**Directions for this task**
Return the data below unaltered, but strip out the pictures.

>>

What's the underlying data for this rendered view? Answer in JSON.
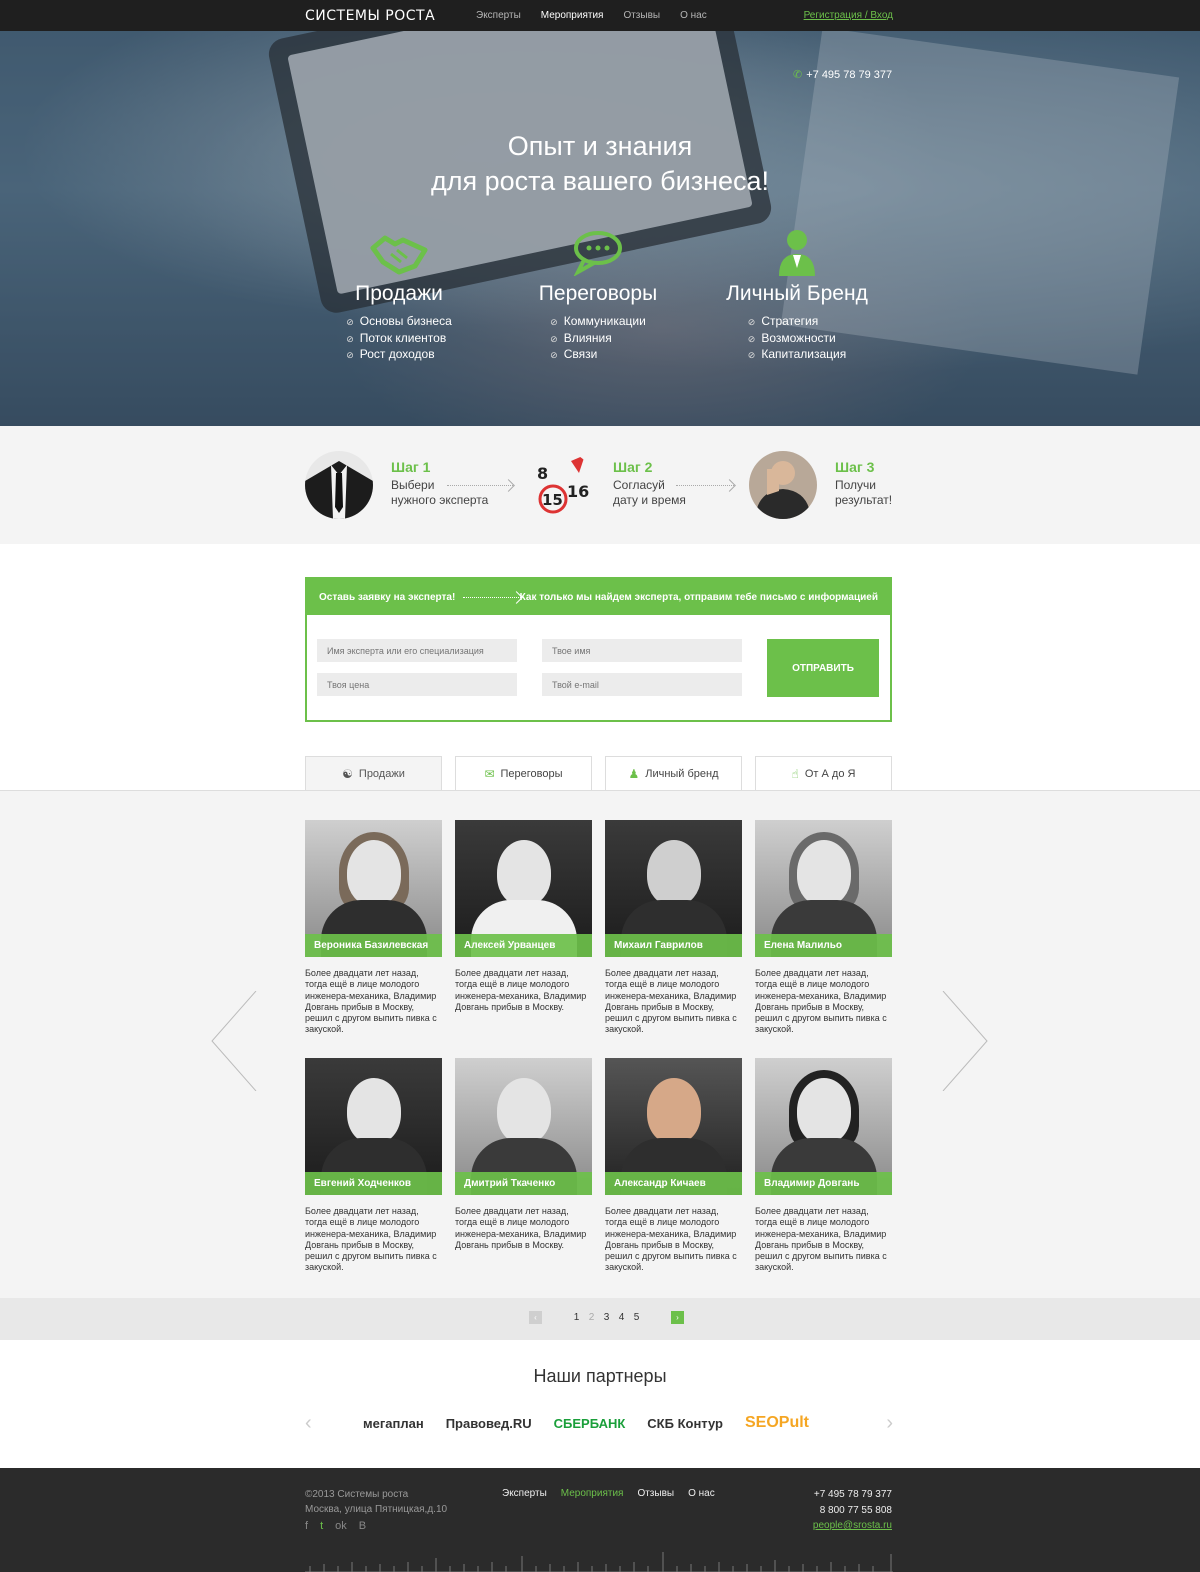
{
  "nav": {
    "logo": "СИСТЕМЫ РОСТА",
    "items": [
      "Эксперты",
      "Мероприятия",
      "Отзывы",
      "О нас"
    ],
    "auth": "Регистрация / Вход"
  },
  "hero": {
    "phone": "+7 495 78 79 377",
    "title_line1": "Опыт и знания",
    "title_line2": "для роста вашего бизнеса!",
    "pillars": [
      {
        "title": "Продажи",
        "icon": "handshake-icon",
        "items": [
          "Основы бизнеса",
          "Поток клиентов",
          "Рост доходов"
        ]
      },
      {
        "title": "Переговоры",
        "icon": "chat-bubbles-icon",
        "items": [
          "Коммуникации",
          "Влияния",
          "Связи"
        ]
      },
      {
        "title": "Личный Бренд",
        "icon": "person-icon",
        "items": [
          "Стратегия",
          "Возможности",
          "Капитализация"
        ]
      }
    ]
  },
  "steps": [
    {
      "title": "Шаг 1",
      "line1": "Выбери",
      "line2": "нужного эксперта"
    },
    {
      "title": "Шаг 2",
      "line1": "Согласуй",
      "line2": "дату и время"
    },
    {
      "title": "Шаг 3",
      "line1": "Получи",
      "line2": "результат!"
    }
  ],
  "form": {
    "left_text": "Оставь заявку на эксперта!",
    "right_text": "Как только мы найдем эксперта, отправим тебе письмо с информацией",
    "expert_placeholder": "Имя эксперта или его специализация",
    "price_placeholder": "Твоя цена",
    "name_placeholder": "Твое имя",
    "email_placeholder": "Твой e-mail",
    "submit": "ОТПРАВИТЬ"
  },
  "tabs": [
    {
      "label": "Продажи",
      "icon": "handshake-icon"
    },
    {
      "label": "Переговоры",
      "icon": "chat-bubbles-icon"
    },
    {
      "label": "Личный бренд",
      "icon": "person-icon"
    },
    {
      "label": "От А до Я",
      "icon": "thumbs-up-icon"
    }
  ],
  "experts": [
    {
      "name": "Вероника Базилевская",
      "desc": "Более двадцати лет назад, тогда ещё в лице молодого инженера-механика, Владимир Довгань прибыв в Москву, решил с другом выпить пивка с закуской."
    },
    {
      "name": "Алексей Урванцев",
      "desc": "Более двадцати лет назад, тогда ещё в лице молодого инженера-механика, Владимир Довгань прибыв в Москву."
    },
    {
      "name": "Михаил Гаврилов",
      "desc": "Более двадцати лет назад, тогда ещё в лице молодого инженера-механика, Владимир Довгань прибыв в Москву, решил с другом выпить пивка с закуской."
    },
    {
      "name": "Елена Малильо",
      "desc": "Более двадцати лет назад, тогда ещё в лице молодого инженера-механика, Владимир Довгань прибыв в Москву, решил с другом выпить пивка с закуской."
    },
    {
      "name": "Евгений Ходченков",
      "desc": "Более двадцати лет назад, тогда ещё в лице молодого инженера-механика, Владимир Довгань прибыв в Москву, решил с другом выпить пивка с закуской."
    },
    {
      "name": "Дмитрий Ткаченко",
      "desc": "Более двадцати лет назад, тогда ещё в лице молодого инженера-механика, Владимир Довгань прибыв в Москву."
    },
    {
      "name": "Александр Кичаев",
      "desc": "Более двадцати лет назад, тогда ещё в лице молодого инженера-механика, Владимир Довгань прибыв в Москву, решил с другом выпить пивка с закуской."
    },
    {
      "name": "Владимир Довгань",
      "desc": "Более двадцати лет назад, тогда ещё в лице молодого инженера-механика, Владимир Довгань прибыв в Москву, решил с другом выпить пивка с закуской."
    }
  ],
  "pager": {
    "prev": "‹",
    "pages": [
      "1",
      "2",
      "3",
      "4",
      "5"
    ],
    "current": "2",
    "next": "›"
  },
  "partners": {
    "title": "Наши партнеры",
    "logos": [
      {
        "name": "мегаплан",
        "color": "#333333"
      },
      {
        "name": "Правовед.RU",
        "color": "#333333"
      },
      {
        "name": "СБЕРБАНК",
        "color": "#1a9f3a"
      },
      {
        "name": "СКБ Контур",
        "color": "#333333"
      },
      {
        "name": "SEOPult",
        "color": "#f5a623"
      }
    ]
  },
  "footer": {
    "copyright": "©2013 Системы роста",
    "address": "Москва, улица Пятницкая,д.10",
    "menu": [
      "Эксперты",
      "Мероприятия",
      "Отзывы",
      "О нас"
    ],
    "phone1": "+7 495 78 79 377",
    "phone2": "8 800 77 55 808",
    "email": "people@srosta.ru",
    "social": [
      "f",
      "t",
      "ok",
      "B"
    ]
  },
  "colors": {
    "accent": "#6cc04a",
    "nav_bg": "#1f1f1f",
    "footer_bg": "#2b2b2b"
  }
}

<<

**Reply to the exercise**
What's the underlying data for this rendered view? Answer in JSON.
{
  "nav": {
    "logo": "СИСТЕМЫ РОСТА",
    "items": [
      "Эксперты",
      "Мероприятия",
      "Отзывы",
      "О нас"
    ],
    "auth": "Регистрация / Вход"
  },
  "hero": {
    "phone": "+7 495 78 79 377",
    "title_line1": "Опыт и знания",
    "title_line2": "для роста вашего бизнеса!",
    "pillars": [
      {
        "title": "Продажи",
        "icon": "handshake-icon",
        "items": [
          "Основы бизнеса",
          "Поток клиентов",
          "Рост доходов"
        ]
      },
      {
        "title": "Переговоры",
        "icon": "chat-bubbles-icon",
        "items": [
          "Коммуникации",
          "Влияния",
          "Связи"
        ]
      },
      {
        "title": "Личный Бренд",
        "icon": "person-icon",
        "items": [
          "Стратегия",
          "Возможности",
          "Капитализация"
        ]
      }
    ]
  },
  "steps": [
    {
      "title": "Шаг 1",
      "line1": "Выбери",
      "line2": "нужного эксперта"
    },
    {
      "title": "Шаг 2",
      "line1": "Согласуй",
      "line2": "дату и время"
    },
    {
      "title": "Шаг 3",
      "line1": "Получи",
      "line2": "результат!"
    }
  ],
  "form": {
    "left_text": "Оставь заявку на эксперта!",
    "right_text": "Как только мы найдем эксперта, отправим тебе письмо с информацией",
    "expert_placeholder": "Имя эксперта или его специализация",
    "price_placeholder": "Твоя цена",
    "name_placeholder": "Твое имя",
    "email_placeholder": "Твой e-mail",
    "submit": "ОТПРАВИТЬ"
  },
  "tabs": [
    {
      "label": "Продажи",
      "icon": "handshake-icon"
    },
    {
      "label": "Переговоры",
      "icon": "chat-bubbles-icon"
    },
    {
      "label": "Личный бренд",
      "icon": "person-icon"
    },
    {
      "label": "От А до Я",
      "icon": "thumbs-up-icon"
    }
  ],
  "experts": [
    {
      "name": "Вероника Базилевская",
      "desc": "Более двадцати лет назад, тогда ещё в лице молодого инженера-механика, Владимир Довгань прибыв в Москву, решил с другом выпить пивка с закуской."
    },
    {
      "name": "Алексей Урванцев",
      "desc": "Более двадцати лет назад, тогда ещё в лице молодого инженера-механика, Владимир Довгань прибыв в Москву."
    },
    {
      "name": "Михаил Гаврилов",
      "desc": "Более двадцати лет назад, тогда ещё в лице молодого инженера-механика, Владимир Довгань прибыв в Москву, решил с другом выпить пивка с закуской."
    },
    {
      "name": "Елена Малильо",
      "desc": "Более двадцати лет назад, тогда ещё в лице молодого инженера-механика, Владимир Довгань прибыв в Москву, решил с другом выпить пивка с закуской."
    },
    {
      "name": "Евгений Ходченков",
      "desc": "Более двадцати лет назад, тогда ещё в лице молодого инженера-механика, Владимир Довгань прибыв в Москву, решил с другом выпить пивка с закуской."
    },
    {
      "name": "Дмитрий Ткаченко",
      "desc": "Более двадцати лет назад, тогда ещё в лице молодого инженера-механика, Владимир Довгань прибыв в Москву."
    },
    {
      "name": "Александр Кичаев",
      "desc": "Более двадцати лет назад, тогда ещё в лице молодого инженера-механика, Владимир Довгань прибыв в Москву, решил с другом выпить пивка с закуской."
    },
    {
      "name": "Владимир Довгань",
      "desc": "Более двадцати лет назад, тогда ещё в лице молодого инженера-механика, Владимир Довгань прибыв в Москву, решил с другом выпить пивка с закуской."
    }
  ],
  "pager": {
    "prev": "‹",
    "pages": [
      "1",
      "2",
      "3",
      "4",
      "5"
    ],
    "current": "2",
    "next": "›"
  },
  "partners": {
    "title": "Наши партнеры",
    "logos": [
      {
        "name": "мегаплан",
        "color": "#333333"
      },
      {
        "name": "Правовед.RU",
        "color": "#333333"
      },
      {
        "name": "СБЕРБАНК",
        "color": "#1a9f3a"
      },
      {
        "name": "СКБ Контур",
        "color": "#333333"
      },
      {
        "name": "SEOPult",
        "color": "#f5a623"
      }
    ]
  },
  "footer": {
    "copyright": "©2013 Системы роста",
    "address": "Москва, улица Пятницкая,д.10",
    "menu": [
      "Эксперты",
      "Мероприятия",
      "Отзывы",
      "О нас"
    ],
    "phone1": "+7 495 78 79 377",
    "phone2": "8 800 77 55 808",
    "email": "people@srosta.ru",
    "social": [
      "f",
      "t",
      "ok",
      "B"
    ]
  },
  "colors": {
    "accent": "#6cc04a",
    "nav_bg": "#1f1f1f",
    "footer_bg": "#2b2b2b"
  }
}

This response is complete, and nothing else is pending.